"you didn't explain how you mixed this solution," so I will write, "I mixed the solution by adding XXg of XX to XX." Then they have the nerve to tell me, "you're not doing a good job, you add useless details about adding XXg of XX to XX."
I can see 3 plausible explanations for this:
- The PIs simply changed their minds about whether this information was relevant. People make mistakes, and opinions change...
- They meant something different when they asked for "how you mixed this solution". I am not a chemist, but perhaps technique or something else matters and they wanted you to describe that???
- Perhaps over the course of several revisions, this information got included earlier in the paper, in which case, you should avoid writing this info again at this specific point in the paper.
In any case, the statement "you're not doing a good job" is a bit aggressive from my point of view. My guess is that they are getting really stressed about reviewing this paper. Perhaps they have been putting in a lot of work doing revisions and don't think you are "getting it" yet, or aren't trying hard enough. Whatever the case, they snapped at you here when they probably shouldn't have. In cases like this, you should have a sitdown meeting with them to understand why they do not think you are doing a good job. Did they sincerely mean it? And if so, how can you improve? If they really meant it, then this needs to be clarified in person.
Really?! They also make jokes about my writing, like "impossible [to test mice immediately upon birth] unless you're a mouse midwife.
Probably they are trying to show that your logic is flawed, and simply giving you a counterexample. It probably isn't meant to be funny, it probably was just the first thing that came to their mind which conclusively showed the logical error in your writing.

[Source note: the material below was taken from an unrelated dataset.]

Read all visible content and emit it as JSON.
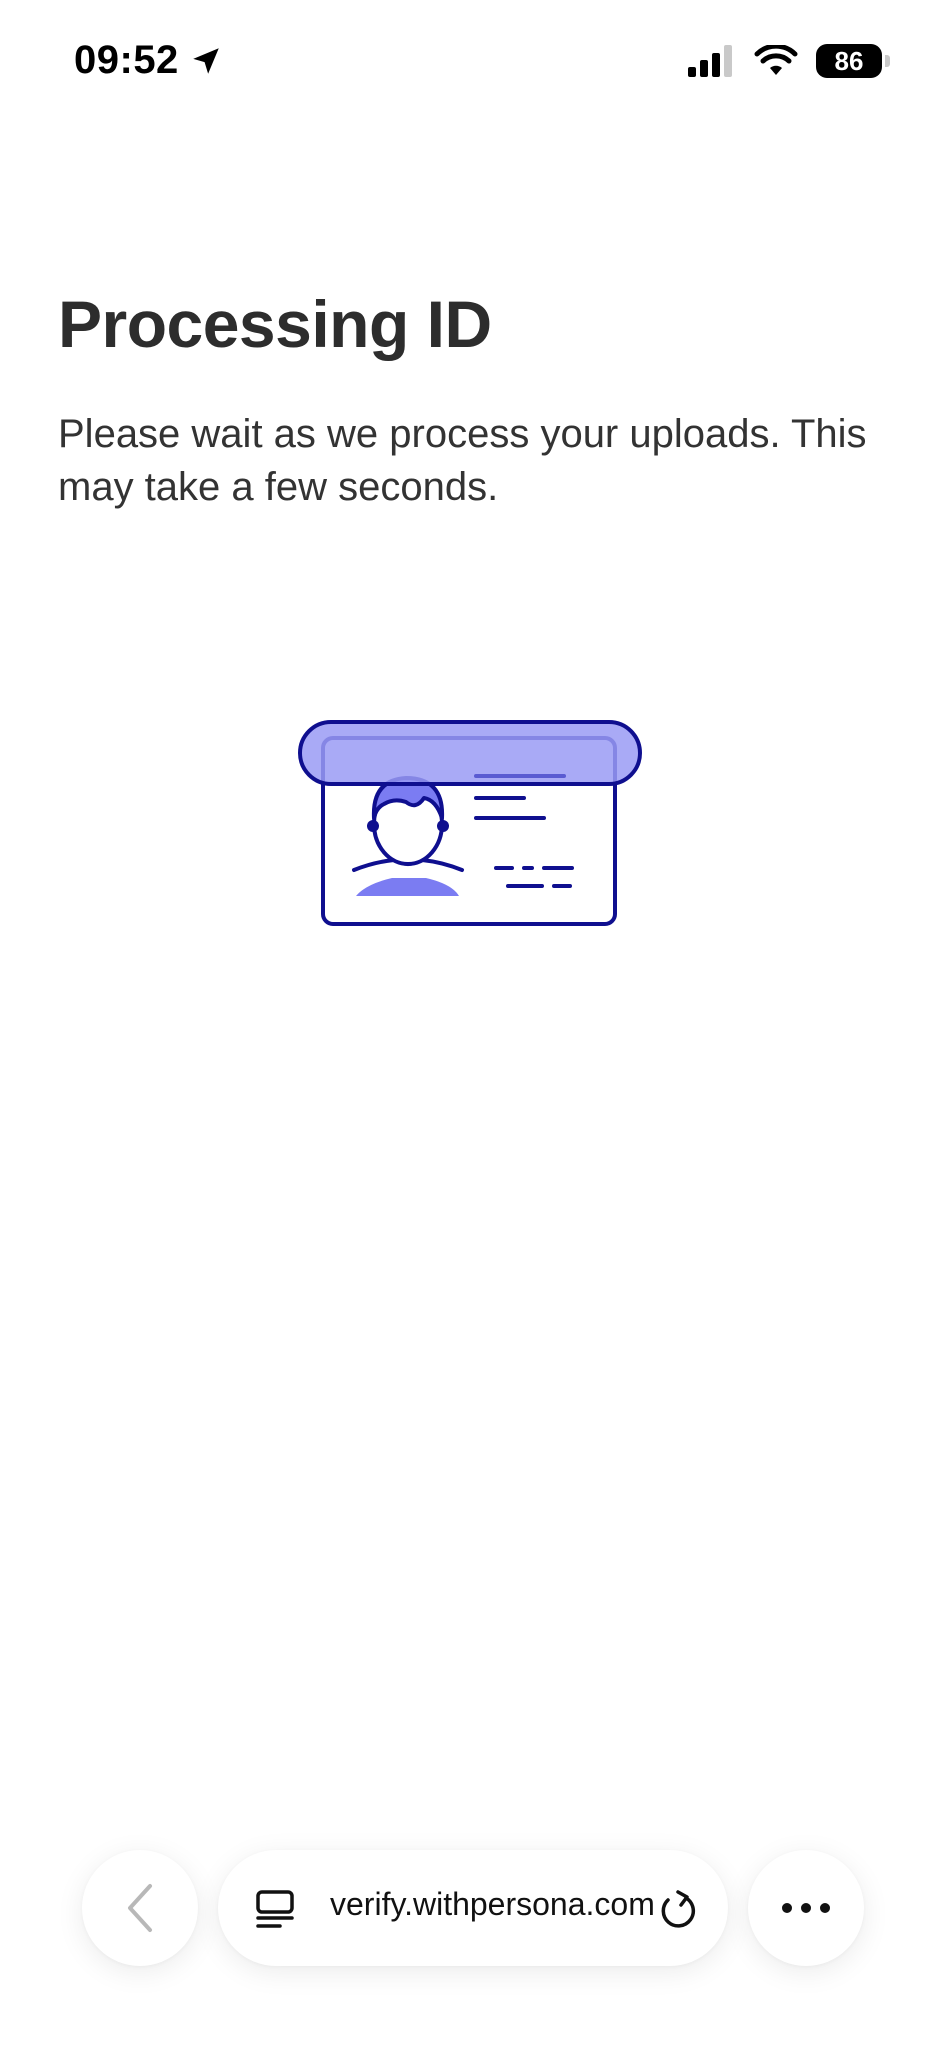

Scientific writing needs to be extremely precise, leaving no room for doubt. If there is an easy counterexample, then the writing is not precise enough.